By 1906, Alexander had become a farmer and was living in Chessetts Wood, Knowle. He married Mary Isabella Russell at Knowle parish church on 15th August 1906 and they appear not to have had any children. Alexander enlisted in the Royal Field Artillery on 9th February 1915, giving his age as 36 years 42 days. On 3rd June 1915 he was transferred to the Essex Regiment, and was then transferred to the Hampshire Regiment on 5th September 1916, just 11 days before he was killed. His total length of service is given as one year 219 days, although for much of this time he was in England. His overseas service comprised 95 days between September and December 1915 with the Mediterranean Expeditionary Force, and 31 days in France from 16th August 1916 until his death on 15th September 1916.
Alexander Arthur Astle is buried at Euston Road Cemetery, Colincamps. He is also commemorated in the Soldiers’ Chapel, Knowle, and on the Chessetts Wood war memorial, which is now in St Giles’s Church, Packwood.
Alexander’s only brother, Archibald Peers Astle, who was born in 1881, became a barman and a publican like his father. He joined the Army in December 1915 but was discharged after 215 days owing to epilepsy, which, it was stated, meant he was “not likely to become an efficient soldier.” On enlistment, he transposed his first names, giving his name (and signing the attestation) as Peers Archibald Astle. He had married Louisa Jane Brown at St Silas’ Church, Lozells, Birmingham in April 1907 and the couple set up home in Handsworth. Their daughter, Molly Mary, was born in May 1908. Tragically, Archibald Peers Astle died, aged 36, in 1917 and is buried in Witton Cemetery.

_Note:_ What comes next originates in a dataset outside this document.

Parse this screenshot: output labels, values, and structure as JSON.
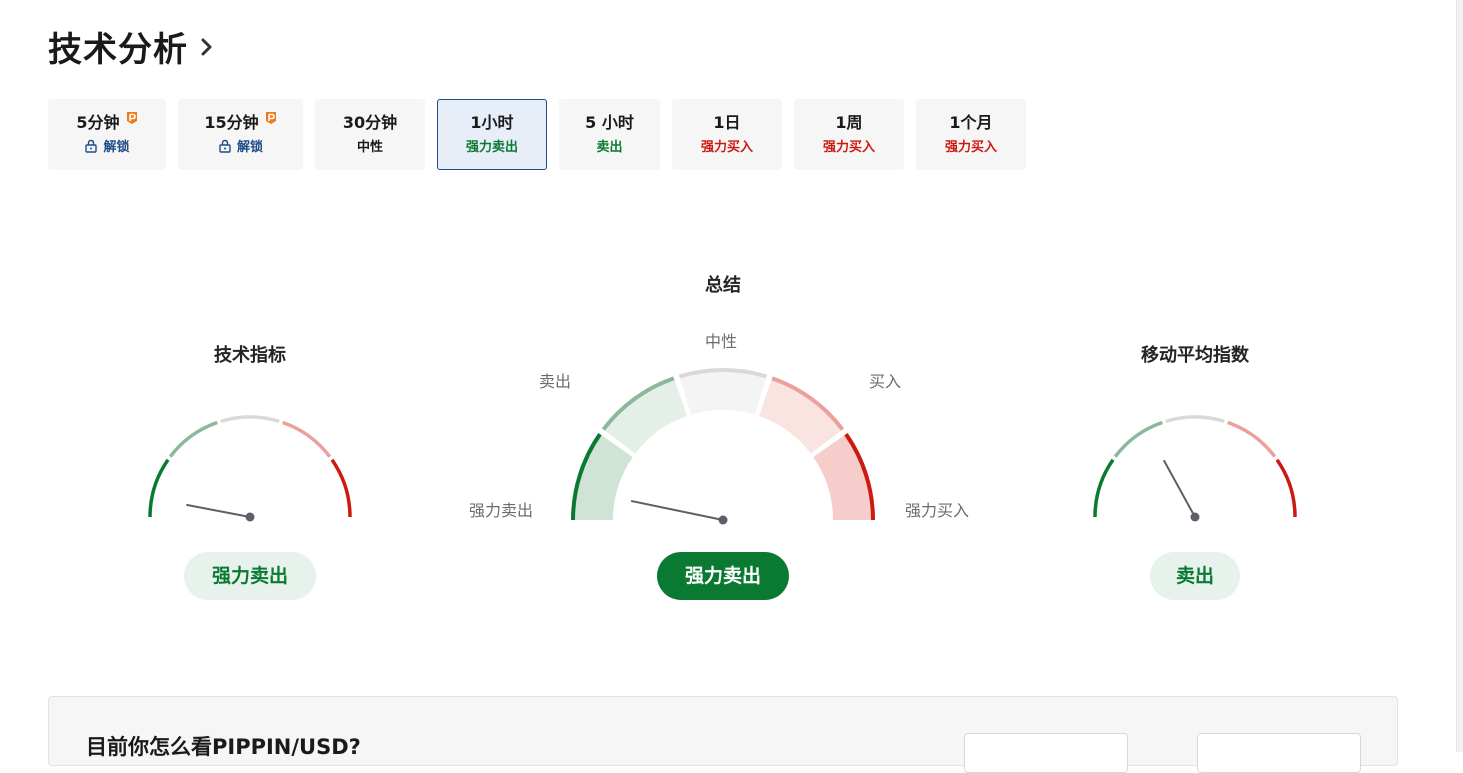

Arthur Eric Townley was born in 1891 in Selly Park and was the youngest of two sons of parents, Charles Pates Townley (ironmonger) and his wife, Martha Jane (née Hill). In 1901, aged 9, and listed just as Eric Townley, he was a boarder at the Woodroughs “high-class preparatory school for the sons of gentlemen”, run by the Misses Kind at 102 Church Road, Moseley. He was then educated at Solihull School, leaving school in 1908 when he had been a pupil librarian, the editor of the Shenstonian, a sergeant in the Officers’ Training Corps, and a fine games player in the Hockey 1st XI, Cricket XI, and Football XI. After leaving school, he was a frequent visitor, and played cricket for the Old Boys v. The School.
In 1911, 19-year-old Arthur Eric Townley was living with his parents and brother in Selly Park and was described as an architect’s assistant. He joined the Army as soon as war was declared, attesting on 19th August 1914 as a Private with the King’s Royal Rifle Corps. He was promoted Lance Corporal within a few weeks of enlisting, and became a Sergeant in April 1915 and then Company Sergeant Major on 29th August 1916, just over two weeks before his death. He is buried at Heilly Station Cemetery, Mericourt-L’Abbe, and is commemorated on the war memorial at Solihull School.
Sometime between 1917 and 1919, his parents moved from Selly Park to “Bransford”, Ashleigh Road, Solihull. This was the address where they were living when Arthur’s father, Charles, died in April 1919.
His brother, Charles Frederick Townley, died in Warwick, aged 81, in 1967.
If you have any further information on these men or their families, please let us know.
Heritage & Local Studies Librarian
tel.: 0121 704 6977